2) She walks into a pawn shop in a country she’s never been in and doesn’t speak the language and pawns a handful of pearls for an appropriate amount of money, meaning she knew the value of said pearls and not only how to pawn them, but how to get the owner to giver her dollars, not euros.
3) She walks into a hotel and rents a room, no adult, passport or credit card needed. Again, without speaking the languages.
4) She easily maps a route through Europe that necessitates trains, buses, ferries and taxis and uses all transport without trouble. Again, without speaking the languages.
5) She rides all said transport, crossing several borders and no one bats an eyelash at two youths traveling alone. Same when she catches a plane home. Again, without speaking the languages or having a passport.
Yeah, I had a little trouble keeping her age in mind. On a positive note, I did think the writing was good. There was an occasional tendency to over-use names during dialogue, but mostly it flowed pretty well.
But like the age issue, I also had a problem with the book’s timeline and geography. They swam, yes SWAM across the Atlantic ocean in a matter of days….DAYS…swimming…with her human arms and legs. From Bermuda to the Azores is roughly 2,225 miles, according to Google, and they swam that in a few days, navigating by who knows what and finding an island to sleep on each and every night. Um…………..no. So, there was a fair bit of suspending belief needed to make this story work.
There were also some character inconsistencies. Dylan seemed quite modern and aware of the world when he and Bren met, but about halfway through the book he seemed to lose a lot of that knowledge. Lastly, I was confused on the language issue, and not just how the pair traveled Europe. Why, for example, do merfolk (who speak several land languages) speak English between themselves?
I do have to give the books props for being willing to challenge some engrained expectations though. I won’t leave a spoiler on the biggest one, but a character acts just as you wouldn’t expect and I liked that twist. There is a George R. R. Martin-like event that I didn’t see coming and wouldn’t have expected most authors to brave. Similarly, Varden provides no happy ending here, not even a happy for now.

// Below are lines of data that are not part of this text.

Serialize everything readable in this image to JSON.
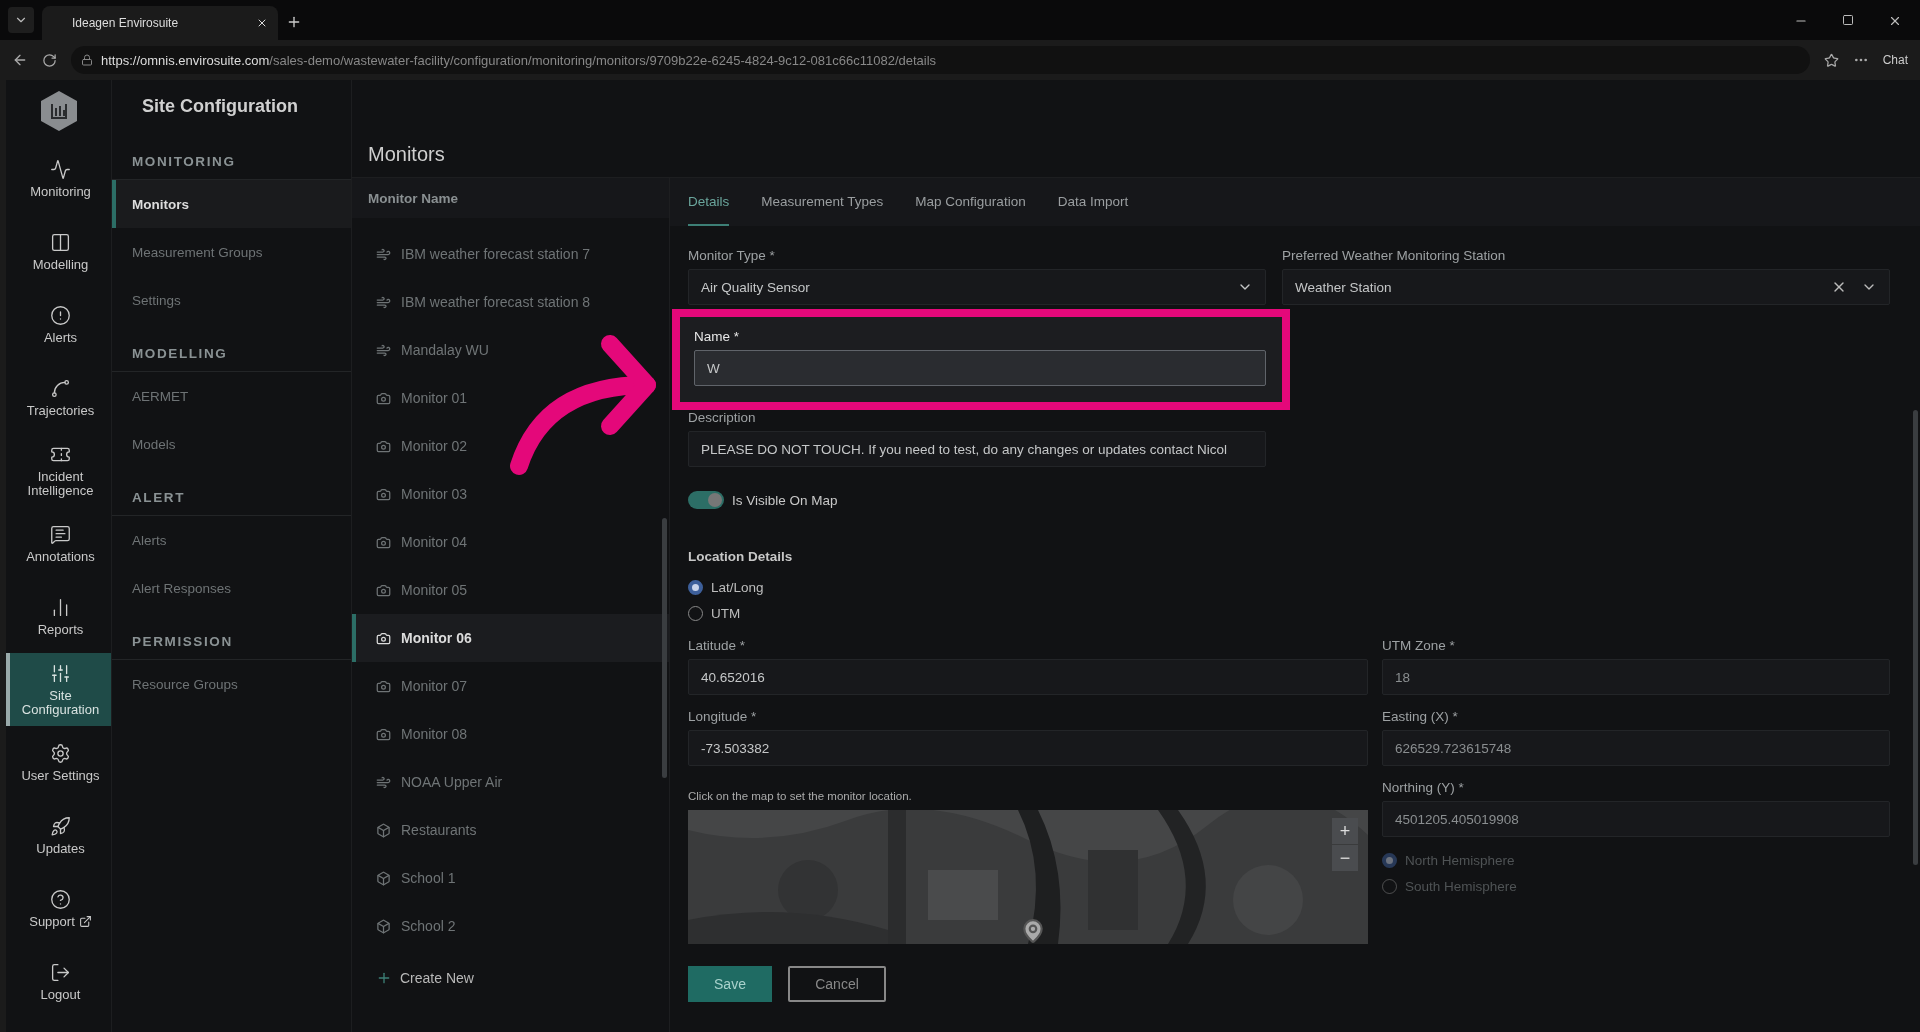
{
  "browser": {
    "tab_title": "Ideagen Envirosuite",
    "url_host": "https://omnis.envirosuite.com",
    "url_path": "/sales-demo/wastewater-facility/configuration/monitoring/monitors/9709b22e-6245-4824-9c12-081c66c11082/details",
    "chat_label": "Chat"
  },
  "rail": [
    {
      "label": "Monitoring",
      "selected": false
    },
    {
      "label": "Modelling",
      "selected": false
    },
    {
      "label": "Alerts",
      "selected": false
    },
    {
      "label": "Trajectories",
      "selected": false
    },
    {
      "label": "Incident Intelligence",
      "selected": false
    },
    {
      "label": "Annotations",
      "selected": false
    },
    {
      "label": "Reports",
      "selected": false
    },
    {
      "label": "Site Configuration",
      "selected": true
    },
    {
      "label": "User Settings",
      "selected": false
    },
    {
      "label": "Updates",
      "selected": false
    },
    {
      "label": "Support",
      "selected": false,
      "external": true
    },
    {
      "label": "Logout",
      "selected": false
    }
  ],
  "section_nav": {
    "title": "Site Configuration",
    "groups": [
      {
        "title": "MONITORING",
        "items": [
          {
            "label": "Monitors",
            "selected": true
          },
          {
            "label": "Measurement Groups",
            "selected": false
          },
          {
            "label": "Settings",
            "selected": false
          }
        ]
      },
      {
        "title": "MODELLING",
        "items": [
          {
            "label": "AERMET",
            "selected": false
          },
          {
            "label": "Models",
            "selected": false
          }
        ]
      },
      {
        "title": "ALERT",
        "items": [
          {
            "label": "Alerts",
            "selected": false
          },
          {
            "label": "Alert Responses",
            "selected": false
          }
        ]
      },
      {
        "title": "PERMISSION",
        "items": [
          {
            "label": "Resource Groups",
            "selected": false
          }
        ]
      }
    ]
  },
  "monitors": {
    "title": "Monitors",
    "column": "Monitor Name",
    "create_label": "Create New",
    "items": [
      {
        "label": "IBM weather forecast station 7",
        "kind": "wind",
        "selected": false
      },
      {
        "label": "IBM weather forecast station 8",
        "kind": "wind",
        "selected": false
      },
      {
        "label": "Mandalay WU",
        "kind": "wind",
        "selected": false
      },
      {
        "label": "Monitor 01",
        "kind": "sensor",
        "selected": false
      },
      {
        "label": "Monitor 02",
        "kind": "sensor",
        "selected": false
      },
      {
        "label": "Monitor 03",
        "kind": "sensor",
        "selected": false
      },
      {
        "label": "Monitor 04",
        "kind": "sensor",
        "selected": false
      },
      {
        "label": "Monitor 05",
        "kind": "sensor",
        "selected": false
      },
      {
        "label": "Monitor 06",
        "kind": "sensor",
        "selected": true
      },
      {
        "label": "Monitor 07",
        "kind": "sensor",
        "selected": false
      },
      {
        "label": "Monitor 08",
        "kind": "sensor",
        "selected": false
      },
      {
        "label": "NOAA Upper Air",
        "kind": "wind",
        "selected": false
      },
      {
        "label": "Restaurants",
        "kind": "site",
        "selected": false
      },
      {
        "label": "School 1",
        "kind": "site",
        "selected": false
      },
      {
        "label": "School 2",
        "kind": "site",
        "selected": false
      }
    ]
  },
  "details": {
    "tabs": [
      {
        "label": "Details",
        "selected": true
      },
      {
        "label": "Measurement Types",
        "selected": false
      },
      {
        "label": "Map Configuration",
        "selected": false
      },
      {
        "label": "Data Import",
        "selected": false
      }
    ],
    "monitor_type": {
      "label": "Monitor Type *",
      "value": "Air Quality Sensor"
    },
    "weather_station": {
      "label": "Preferred Weather Monitoring Station",
      "value": "Weather Station"
    },
    "name": {
      "label": "Name *",
      "value": "W",
      "highlighted": true
    },
    "description": {
      "label": "Description",
      "value": "PLEASE DO NOT TOUCH. If you need to test, do any changes or updates contact Nicol"
    },
    "visible_on_map": {
      "label": "Is Visible On Map",
      "on": true
    },
    "location": {
      "title": "Location Details",
      "modes": [
        {
          "label": "Lat/Long",
          "selected": true
        },
        {
          "label": "UTM",
          "selected": false
        }
      ],
      "latitude": {
        "label": "Latitude *",
        "value": "40.652016"
      },
      "longitude": {
        "label": "Longitude *",
        "value": "-73.503382"
      },
      "map_hint": "Click on the map to set the monitor location.",
      "zoom_in": "+",
      "zoom_out": "−",
      "utm_zone": {
        "label": "UTM Zone *",
        "value": "18"
      },
      "easting": {
        "label": "Easting (X) *",
        "value": "626529.723615748"
      },
      "northing": {
        "label": "Northing (Y) *",
        "value": "4501205.405019908"
      },
      "hemispheres": [
        {
          "label": "North Hemisphere",
          "selected": true
        },
        {
          "label": "South Hemisphere",
          "selected": false
        }
      ]
    },
    "save_label": "Save",
    "cancel_label": "Cancel"
  }
}
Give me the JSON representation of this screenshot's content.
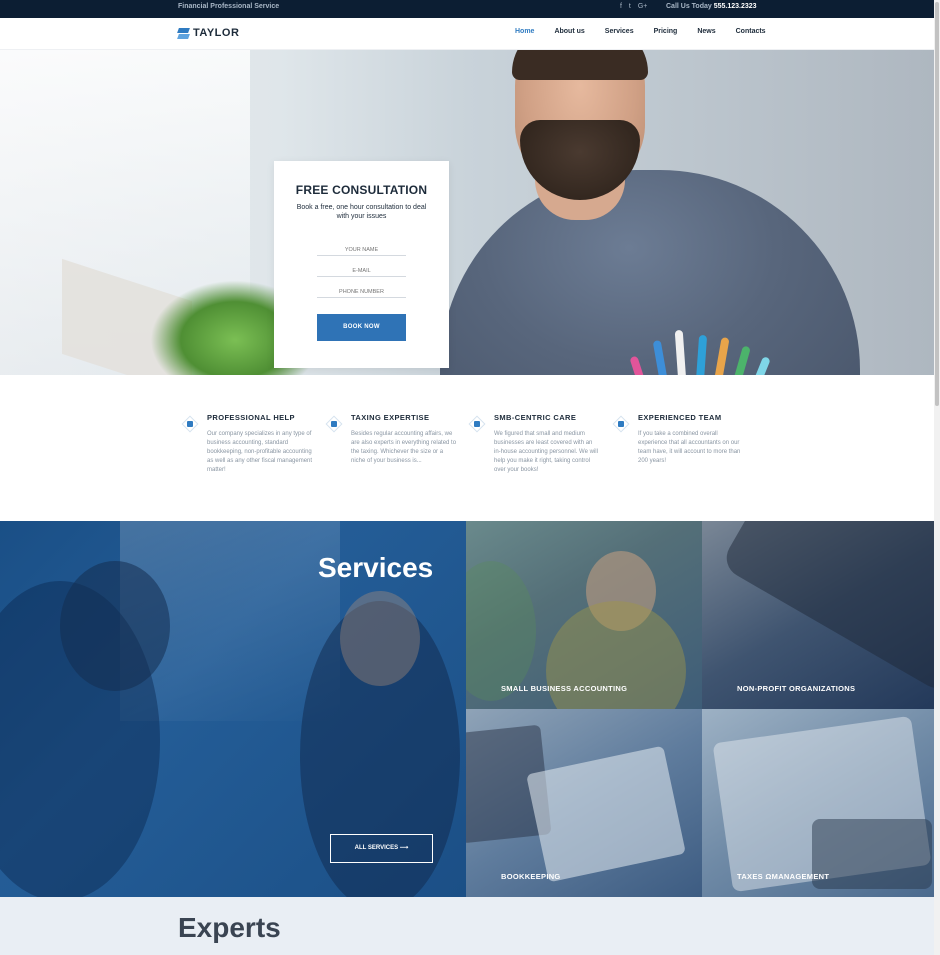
{
  "topbar": {
    "tagline": "Financial Professional Service",
    "social": [
      "f",
      "t",
      "G+"
    ],
    "call_label": "Call Us Today",
    "phone": "555.123.2323"
  },
  "header": {
    "logo": "TAYLOR",
    "nav": [
      "Home",
      "About us",
      "Services",
      "Pricing",
      "News",
      "Contacts"
    ],
    "active": "Home"
  },
  "consultation": {
    "title": "FREE CONSULTATION",
    "subtitle": "Book a free, one hour consultation to deal with your issues",
    "name_placeholder": "YOUR NAME",
    "email_placeholder": "E-MAIL",
    "phone_placeholder": "PHONE NUMBER",
    "button": "BOOK NOW"
  },
  "features": [
    {
      "title": "PROFESSIONAL HELP",
      "text": "Our company specializes in any type of business accounting, standard bookkeeping, non-profitable accounting as well as any other fiscal management matter!"
    },
    {
      "title": "TAXING EXPERTISE",
      "text": "Besides regular accounting affairs, we are also experts in everything related to the taxing. Whichever the size or a niche of your business is..."
    },
    {
      "title": "SMB-CENTRIC CARE",
      "text": "We figured that small and medium businesses are least covered with an in-house accounting personnel. We will help you make it right, taking control over your books!"
    },
    {
      "title": "EXPERIENCED TEAM",
      "text": "If you take a combined overall experience that all accountants on our team have, it will account to more than 200 years!"
    }
  ],
  "services": {
    "heading": "Services",
    "all_button": "ALL SERVICES ⟶",
    "tiles": [
      "SMALL BUSINESS ACCOUNTING",
      "NON-PROFIT ORGANIZATIONS",
      "BOOKKEEPING",
      "TAXES ΩMANAGEMENT"
    ]
  },
  "experts": {
    "heading": "Experts"
  },
  "colors": {
    "accent": "#2f7bc1",
    "dark": "#0c1e33",
    "services_bg": "#1f5690"
  }
}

That takes guts in a writer and I appreciated that a lot.
All-in-all, I had some major problems with this book, most of which could be overlooked with enough suspension of disbelief and none of them were enough to truly compromise my enjoyment of the story. Dedicated YA fans would probably enjoy it a lot more than me.